By Lucas Kwong
I don’t usually follow the news publications at Yale these days. The bulk of campus news, however pressing it might have seemed during college, now strikes me as somewhat pedantic: I’m not particularly concerned as to whether Professor-such-and-such supports Clinton or Obama, or whether the freshman bathrooms merit renovation. Recent events in the Yale art world, however, have sucked me back into the drama of campus life, and caused me to spend many a sleepless night pondering one question:
Is my alma mater going to hell in a handbasket?
By now, I’m sure, most citizens of the blogosphere are familiar with the escapades of Aliza Shvarts, abortion artist extraordinaire. Over the course of nine months, Shvarts allegedly inseminated herself nine times with sperm obtained from anonymous donors, only to ingest abortive pills two weeks after each insemination. Shvarts now intends to display videos of her self-induced miscarriages, as well as an installation of her own blood, on campus. While the university insists that her story amounts to a “creative fiction project,” I suspect that Aliza’s exhibit is nothing less than an example of art imitating life—not in terms of its content, but in terms of its philosophical underpinnings.
For me, the most revealing statement Shvarts made had nothing to do with the specifics of her artistic endeavors (I use that term very loosely) and everything to do with her conception of art. “I believe strongly that art should be a medium for politics and ideologies, not just a commodity,” Shvarts told the Yale Daily News. According to Shvarts, art can only either be a vehicle for ideological agendas or a product of capitalism. A third option—art as an autonomous object of beauty, subject to neither politics nor profit—isn’t even considered.
Such a false dichotomy would be unfortunate in and of itself, but when juxtaposed with an opinion article in the Yale Herald that ran the same day that Shvarts’ story first broke, the standard of art outlined above points to a deeper problem. In “Reproductive Rights: A Movement for Sexual Education,” Alice Buttrick argues that more students need to pay attention to the politics of sex, which to her means supporting contraceptives and family planning. Why? “Because...it is our responsibility—especially in our “hook-up” culture—to step up and advocate for ourselves.”
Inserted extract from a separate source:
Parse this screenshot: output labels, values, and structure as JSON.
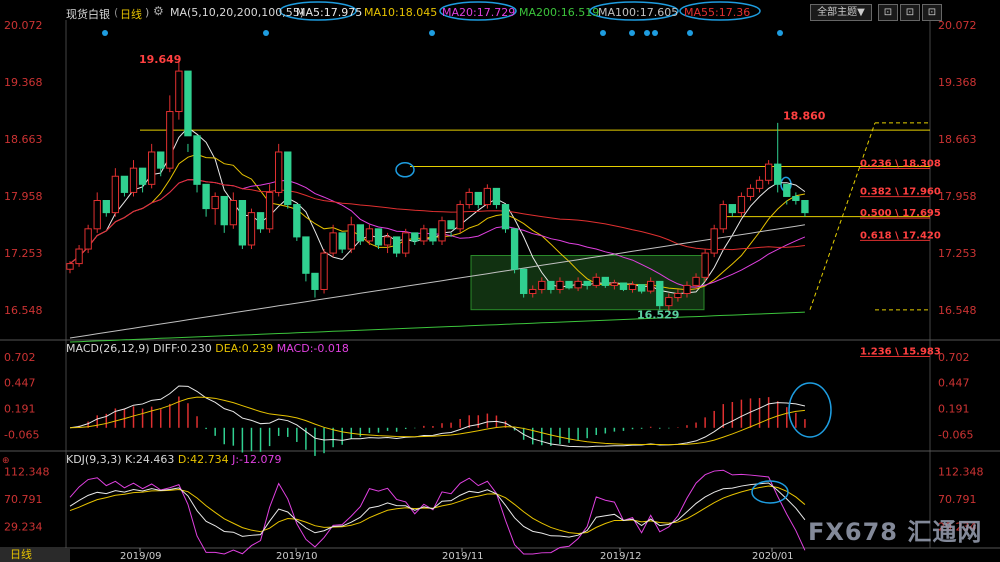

In other words, because the culture of one night stands and “friends with benefits” is an unalterable given—because there is no other way to think of sex than as an unavoidable weekend extracurricular—we’d better spend more money on condoms.
Buttrick’s column opens with the disclaimer that the column was written without knowledge of Shvarts’ project and “should in no way be considered a response to that incident.” In that light, perhaps one should consider Buttrick’s column not as a response but as a necessary context in which to view Shvart’s actions. After all, what is Shvart’s senior art project if not the aesthetic embodiment of a culture that accepts self-degradation as a fact of life?
Buttrick complains in her article that not enough students pay attention to the politics of sex, but she might as well complain that not enough students pay attention to the politics of playing one’s Nintendo Wii: at Yale, sex has largely been stripped of its mystery, thanks to such events as Sex Week, during which Yale hosts seminars on sex toys and features porn stars as guest lecturers. It’s only a matter of time before such reductionism bleeds over into aesthetic philosophy; the result is an art that has also been stripped of mystery, an art that, rather than opening up other planes of existence, shackles the viewer to the power relations of the present day. In short, Shvarts’ unimaginative approach to art is the fruition of an unimaginative approach to life.
Yale’s administration has decided to ban Shvarts’ project from being displayed. Rather than simply breathing a sigh of relief, however, conscientious students might well spend some time reflecting on just how far the ivory tower’s standard of art has fallen, not to mention the cynical ethos that has accelerated this decline. Should students fail to do so, I fear Shvarts will not be the last artist on Yale’s campus to sacrifice aesthetic and moral sensitivity in the name of politics. We get the artists we deserve.